Responsibility #5: Determine Product Pricing Strategy
By Michael Colemere and Candianne Haacke
Steps to Private and Public Sector Pricing
For a product manager, setting and maintaining a pricing strategy can consume a great deal of time and effort for both private and public sectors. With the industry recognizing over 20 types of pricing strategies, it can be difficult for a product manager to know where to start. Without over-engineering it, following three steps will help product managers determine their pricing strategy.
Gather data. The product pricing strategy is part of the overall product strategy. Its effects extend beyond the cost of the product and imply value. The more product managers know about their customers, the more likely they will be able to understand perceived value and maximize profitability. Assuming similar products are on the market, existing data is already available. Review competitor pricing. Identify profit margins. Determine which customers are likely to generate the most profit. Form a small pricing team that can help collect, process, and discuss data. Engage with the team regularly to learn from mistakes and avoid a “set it and forget it” pricing model.
Example of a Pricing Strategy
While working at Tektronix, product manager David Monk found an innovative way of working with pricing teams. The printing market was very competitive, and conditions caused them to constantly rethink their pricing strategies. So their pricing team regularly held a “dumb ideas contest.” One of the dumb ideas was to give free black ink for life with the purchase of a printer. The reason this seemed like such a dumb idea was because black ink had the highest profit margin. Surprisingly, free black ink for life resulted in selling historic amounts of printers, which caused colored ink sales to increase, more than compensating for the lost profit from black ink revenue. From this example, we learn that pricing can be a way to change markets. Netflix similarly emerged as a result of reducing both out-of-pocket expense and time to watch a movie.
Focus on value. Don’t make the mistake of focusing on volume of sales or profitability alone. Instead, focus on consumer value. Consumers make purchasing decisions based on “worth-what-paid-for.” This is a principle taught by organizational design consultant Paul Gustavson. It means consumers find a product worth the price they paid. For example, people are willing to pay $600 to $900 for an iPhone because they feel the value is greater than or equal to the price they paid; they also feel the value is greater than competing Android options.
Companies like AT&T use this value metric to indicate customer satisfaction. With nonprofits, organizations compete for the consumer’s time, attention, and identity, but not money.

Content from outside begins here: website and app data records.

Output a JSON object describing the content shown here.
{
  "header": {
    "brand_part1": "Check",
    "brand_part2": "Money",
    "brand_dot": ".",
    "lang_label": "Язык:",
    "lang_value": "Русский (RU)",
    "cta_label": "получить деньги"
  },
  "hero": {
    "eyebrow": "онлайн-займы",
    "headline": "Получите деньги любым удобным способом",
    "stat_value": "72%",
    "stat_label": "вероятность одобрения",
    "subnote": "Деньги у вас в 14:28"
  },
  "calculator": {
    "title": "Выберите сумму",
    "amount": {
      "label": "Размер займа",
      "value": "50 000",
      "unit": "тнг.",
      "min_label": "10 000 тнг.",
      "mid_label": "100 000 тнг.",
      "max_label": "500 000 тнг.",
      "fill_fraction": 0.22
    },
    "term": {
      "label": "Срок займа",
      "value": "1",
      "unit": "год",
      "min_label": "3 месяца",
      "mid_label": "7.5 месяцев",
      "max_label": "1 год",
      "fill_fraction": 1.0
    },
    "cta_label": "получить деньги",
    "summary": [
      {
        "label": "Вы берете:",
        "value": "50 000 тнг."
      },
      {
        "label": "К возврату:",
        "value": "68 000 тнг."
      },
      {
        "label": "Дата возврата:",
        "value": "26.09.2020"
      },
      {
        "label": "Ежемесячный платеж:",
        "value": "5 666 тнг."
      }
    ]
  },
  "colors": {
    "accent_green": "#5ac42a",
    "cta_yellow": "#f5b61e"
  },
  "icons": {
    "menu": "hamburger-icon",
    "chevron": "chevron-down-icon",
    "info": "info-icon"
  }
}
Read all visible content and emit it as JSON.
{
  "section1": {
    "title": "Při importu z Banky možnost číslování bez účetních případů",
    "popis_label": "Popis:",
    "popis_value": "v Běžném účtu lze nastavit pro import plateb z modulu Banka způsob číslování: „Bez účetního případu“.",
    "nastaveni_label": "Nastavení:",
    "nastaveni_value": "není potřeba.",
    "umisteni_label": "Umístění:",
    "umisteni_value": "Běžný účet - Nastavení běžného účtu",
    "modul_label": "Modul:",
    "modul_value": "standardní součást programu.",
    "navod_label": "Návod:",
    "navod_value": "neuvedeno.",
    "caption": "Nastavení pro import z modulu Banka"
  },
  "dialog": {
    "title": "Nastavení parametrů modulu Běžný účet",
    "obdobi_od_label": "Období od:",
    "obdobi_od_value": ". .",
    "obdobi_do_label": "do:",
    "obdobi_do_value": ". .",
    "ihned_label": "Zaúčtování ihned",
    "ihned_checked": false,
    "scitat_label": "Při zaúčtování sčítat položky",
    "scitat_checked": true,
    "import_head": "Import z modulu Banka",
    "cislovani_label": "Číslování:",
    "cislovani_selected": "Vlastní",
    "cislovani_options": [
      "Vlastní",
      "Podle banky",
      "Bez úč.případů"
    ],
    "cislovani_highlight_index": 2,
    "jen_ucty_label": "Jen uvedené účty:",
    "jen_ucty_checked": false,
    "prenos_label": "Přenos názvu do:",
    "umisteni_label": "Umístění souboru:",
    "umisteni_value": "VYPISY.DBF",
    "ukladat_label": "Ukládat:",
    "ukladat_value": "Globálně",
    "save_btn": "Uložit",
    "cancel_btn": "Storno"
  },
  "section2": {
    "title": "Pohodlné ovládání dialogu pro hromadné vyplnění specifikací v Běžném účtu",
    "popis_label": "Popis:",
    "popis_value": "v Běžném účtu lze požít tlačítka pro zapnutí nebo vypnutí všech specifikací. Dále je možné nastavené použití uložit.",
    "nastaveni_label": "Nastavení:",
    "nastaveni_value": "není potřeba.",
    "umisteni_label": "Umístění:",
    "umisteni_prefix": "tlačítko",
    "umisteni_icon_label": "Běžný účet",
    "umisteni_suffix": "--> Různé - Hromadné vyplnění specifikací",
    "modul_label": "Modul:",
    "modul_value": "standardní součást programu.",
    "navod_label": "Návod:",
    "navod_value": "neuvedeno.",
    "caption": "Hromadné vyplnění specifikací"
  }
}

By way of example, the makers of FamilySearch (a nonprofit family history organization who aim to be the largest collection of genealogic and historical records in the world) were quick to focus on creating value. In a recent study, they learned how overwhelmed consumers were by family history. Consumers wanted family history research to be easier and to take less time. So, FamilySearch is reducing the time necessary to experience success by providing bite-sized engagements anyone could do. Some of these less-time consuming engagements include writing a story, uploading photos, reading about one ancestor, and more.
If a product is seen as valuable, it will “sell” or “be used.” Measuring value can be tough, but is certainly possible and very worthwhile.
Form three options. Once product managers know their audience and understand costs, the next step is to form three viable pricing models — one conservative, one aggressive, and one in between. Applying a Goldilocks approach to pricing will give executives options to consider (instead of relying primarily on intuition). As they consider each option, support inherently increases.
The following five rules can be used to develop successful pricing models:
· Price needs to be higher than the cost
· Consumer value needs to be higher than the price
· Price is driven by supply and demand (consumer benefit)
· The business needs to be clear on its pricing goals
· Pricing is a strategic activity not to be confused with short term offers
It’s important to note that each pricing model should be tested against sales scenarios.
Product pricing is best determined when the strategy includes stakeholder support, an understanding of consumers, and a focus on consumer value. Developing the pricing strategy is a continuous effort that is tuned and tweaked as costs and economic factors change. When product managers recognize that pricing is an indication of consumer value in the form of time, energy, and identity or money spent a successful pricing (“worth what paid for”) model can be achieved in either private or public sectors.